Nicotine's detox diet
Most ex-smokers are concerned about unwanted weight gain after quitting, but making sure to modify your diet can help to eliminate nicotine cravings when reducing weight gain. Your diet and other lifestyle factors can also help stop you from relapsing into smoking again. Consult your doctor and a registered dietitian before you make any changes to your eating habits.
Nicotine addiction has both physical and psychological implications as the substance affects your brain chemicals. Nicotine tends to stimulate the pleasure sensors in your brain, which in turn can lead to the opposite effect when you stop smoking. When you stop using tobacco products, you deprive your body of nicotine, which can cause withdrawal symptoms such as headaches, fatigue, irritability, lack of concentration, insomnia, and even depression. While these withdrawal symptoms are only temporary, there are certain dietary and lifestyle changes you can likewise make that can ease withdrawal symptoms and support your body's detoxification of nicotine.
Following a healthy diet after quitting smoking can not only prevent unwanted weight gain but can also help reverse some of the damage to your body caused by smoking. Things like eating carrot sticks or other healthy snacks can help stop you from giving in to the desire to smoke when you have a nicotine craving. Specific dietary changes, such as eating a high-carbohydrate diet, can also help control your cravings for cigarettes. Eating regular portions of vegetables and fruit in greater quantities and drinking plenty of water can help ease your nicotine withdrawal symptoms. In addition, avoiding alcoholic beverages for the first few weeks can help to maintain your desire to abstain from smoking, as many smokers who drink alcohol will naturally want to smoke.

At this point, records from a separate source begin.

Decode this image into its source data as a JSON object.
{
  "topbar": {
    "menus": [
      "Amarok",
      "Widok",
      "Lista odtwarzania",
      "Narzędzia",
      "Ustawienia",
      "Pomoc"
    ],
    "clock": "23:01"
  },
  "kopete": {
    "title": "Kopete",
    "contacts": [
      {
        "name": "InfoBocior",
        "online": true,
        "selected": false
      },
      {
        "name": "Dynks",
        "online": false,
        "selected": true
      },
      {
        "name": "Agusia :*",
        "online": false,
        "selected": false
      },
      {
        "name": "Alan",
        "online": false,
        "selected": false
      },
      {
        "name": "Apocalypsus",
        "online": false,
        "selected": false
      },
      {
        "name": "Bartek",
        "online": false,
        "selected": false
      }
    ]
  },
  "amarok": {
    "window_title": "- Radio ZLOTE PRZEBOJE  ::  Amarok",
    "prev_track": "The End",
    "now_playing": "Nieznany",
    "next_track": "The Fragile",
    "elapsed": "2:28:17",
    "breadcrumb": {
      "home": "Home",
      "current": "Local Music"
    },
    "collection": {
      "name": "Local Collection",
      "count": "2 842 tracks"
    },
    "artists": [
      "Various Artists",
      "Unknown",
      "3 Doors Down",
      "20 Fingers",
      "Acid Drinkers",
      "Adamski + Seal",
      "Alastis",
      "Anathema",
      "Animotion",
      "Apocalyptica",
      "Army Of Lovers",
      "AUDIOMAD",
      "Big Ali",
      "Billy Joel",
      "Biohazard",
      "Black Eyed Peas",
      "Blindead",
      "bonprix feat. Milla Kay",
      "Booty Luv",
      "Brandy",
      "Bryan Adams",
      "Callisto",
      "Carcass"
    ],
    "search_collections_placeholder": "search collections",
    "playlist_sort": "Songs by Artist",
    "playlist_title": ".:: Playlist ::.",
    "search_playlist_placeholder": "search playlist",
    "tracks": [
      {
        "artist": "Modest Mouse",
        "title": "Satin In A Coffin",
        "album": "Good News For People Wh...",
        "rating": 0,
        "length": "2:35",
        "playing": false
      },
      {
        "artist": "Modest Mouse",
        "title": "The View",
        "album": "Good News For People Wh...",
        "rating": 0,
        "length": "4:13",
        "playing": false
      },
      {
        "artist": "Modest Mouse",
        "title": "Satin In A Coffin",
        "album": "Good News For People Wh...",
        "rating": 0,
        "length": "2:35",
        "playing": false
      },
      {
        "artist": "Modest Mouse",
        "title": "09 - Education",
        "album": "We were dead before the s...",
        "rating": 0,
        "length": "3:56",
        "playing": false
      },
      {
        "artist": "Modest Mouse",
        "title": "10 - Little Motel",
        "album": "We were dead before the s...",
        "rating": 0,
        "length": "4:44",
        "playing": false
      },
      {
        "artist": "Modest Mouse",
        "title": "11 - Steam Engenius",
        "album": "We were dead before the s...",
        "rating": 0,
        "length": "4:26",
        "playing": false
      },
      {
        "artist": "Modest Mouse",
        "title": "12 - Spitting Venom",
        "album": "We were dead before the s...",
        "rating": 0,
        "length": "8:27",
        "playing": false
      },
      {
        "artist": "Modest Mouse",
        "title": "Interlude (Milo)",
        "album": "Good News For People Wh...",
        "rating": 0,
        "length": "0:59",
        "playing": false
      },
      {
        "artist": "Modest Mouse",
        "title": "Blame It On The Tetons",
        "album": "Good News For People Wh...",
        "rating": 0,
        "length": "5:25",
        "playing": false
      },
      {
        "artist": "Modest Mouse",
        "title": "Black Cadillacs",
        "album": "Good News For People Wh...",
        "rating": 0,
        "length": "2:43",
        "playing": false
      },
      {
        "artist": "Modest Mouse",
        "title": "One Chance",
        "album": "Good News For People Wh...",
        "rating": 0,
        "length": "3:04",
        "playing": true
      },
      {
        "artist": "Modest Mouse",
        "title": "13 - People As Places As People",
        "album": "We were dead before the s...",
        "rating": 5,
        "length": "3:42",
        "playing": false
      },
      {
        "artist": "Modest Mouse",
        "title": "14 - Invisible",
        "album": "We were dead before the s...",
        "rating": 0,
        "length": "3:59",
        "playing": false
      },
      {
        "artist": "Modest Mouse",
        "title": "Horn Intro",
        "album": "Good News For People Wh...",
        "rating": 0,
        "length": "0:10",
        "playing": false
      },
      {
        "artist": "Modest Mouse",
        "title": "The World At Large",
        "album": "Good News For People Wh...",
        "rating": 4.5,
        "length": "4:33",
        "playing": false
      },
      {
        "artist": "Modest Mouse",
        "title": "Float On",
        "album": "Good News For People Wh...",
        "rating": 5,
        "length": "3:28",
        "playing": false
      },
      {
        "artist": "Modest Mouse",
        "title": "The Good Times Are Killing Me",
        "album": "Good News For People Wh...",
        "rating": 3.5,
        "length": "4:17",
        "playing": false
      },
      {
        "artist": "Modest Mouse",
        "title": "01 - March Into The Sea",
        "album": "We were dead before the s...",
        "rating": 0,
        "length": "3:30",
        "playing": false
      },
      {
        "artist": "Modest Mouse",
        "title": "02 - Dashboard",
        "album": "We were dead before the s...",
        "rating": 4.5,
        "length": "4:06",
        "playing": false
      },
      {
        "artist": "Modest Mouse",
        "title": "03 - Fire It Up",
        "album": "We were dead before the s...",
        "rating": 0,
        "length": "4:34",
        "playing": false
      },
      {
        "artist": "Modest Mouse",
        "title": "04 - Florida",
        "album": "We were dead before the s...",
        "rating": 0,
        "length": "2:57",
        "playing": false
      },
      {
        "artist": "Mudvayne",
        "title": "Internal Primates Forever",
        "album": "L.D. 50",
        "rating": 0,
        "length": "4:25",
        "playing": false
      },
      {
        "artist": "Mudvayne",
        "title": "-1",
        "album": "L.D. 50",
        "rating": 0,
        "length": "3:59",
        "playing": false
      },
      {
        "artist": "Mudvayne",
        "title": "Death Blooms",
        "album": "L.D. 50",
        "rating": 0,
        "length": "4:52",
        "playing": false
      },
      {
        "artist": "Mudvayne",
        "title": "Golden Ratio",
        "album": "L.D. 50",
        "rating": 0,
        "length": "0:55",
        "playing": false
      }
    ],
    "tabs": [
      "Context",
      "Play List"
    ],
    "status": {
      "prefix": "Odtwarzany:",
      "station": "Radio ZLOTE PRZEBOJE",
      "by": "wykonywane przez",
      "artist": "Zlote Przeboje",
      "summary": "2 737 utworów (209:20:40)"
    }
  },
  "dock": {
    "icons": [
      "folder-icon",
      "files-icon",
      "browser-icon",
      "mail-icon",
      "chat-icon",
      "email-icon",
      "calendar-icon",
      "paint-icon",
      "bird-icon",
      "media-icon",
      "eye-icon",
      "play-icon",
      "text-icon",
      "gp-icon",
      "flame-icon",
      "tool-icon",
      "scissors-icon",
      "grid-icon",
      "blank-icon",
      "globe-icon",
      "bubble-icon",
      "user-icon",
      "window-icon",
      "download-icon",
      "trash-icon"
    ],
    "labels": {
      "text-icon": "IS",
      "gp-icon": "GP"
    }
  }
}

Key nutrients and supplements
Certain nutrient supplements such as tryptophan and other natural supplements can help reduce your nicotine withdrawal symptoms and help with nicotine detoxification. You can try herbal supplements like half lily and oat straw which can help support smoking cessation. Supplements of alfalfa, eucalyptus, melatonin, passionflower, licorice, hops, Centella Asiatica, and Scutellaria may also reduce your withdrawal symptoms and support smoking cessation. However, there is no conclusive scientific evidence to support the use of any natural supplements to quit smoking.
Things to remember
As well as diet, other lifestyle changes can help you to quit smoking. For example, regular exercise after quitting can prevent unwanted weight gain and help stop you from smoking again. Learn techniques to curb nicotine cravings and avoid situations that cause you to want to smoke, to help support the detoxification of nicotine in your body. Other lifestyle changes to cope with nicotine withdrawal symptoms include living in smoke-free homes, cars, and other environments; and relying on social support systems to ease the nicotine withdrawal process.
Do not make any major changes to your diet without first consulting your doctor or registered dietitian. Remember that diet alone will not "detoxify" your nicotine and will not necessarily stop your craving for cigarettes. Also, discuss any herbal or nutritional supplements with a health professional before taking them so that you can understand potential side effects and drug interactions, as well as the appropriate dosage.
Published by: "Quit Smoking Bar jyb8.com"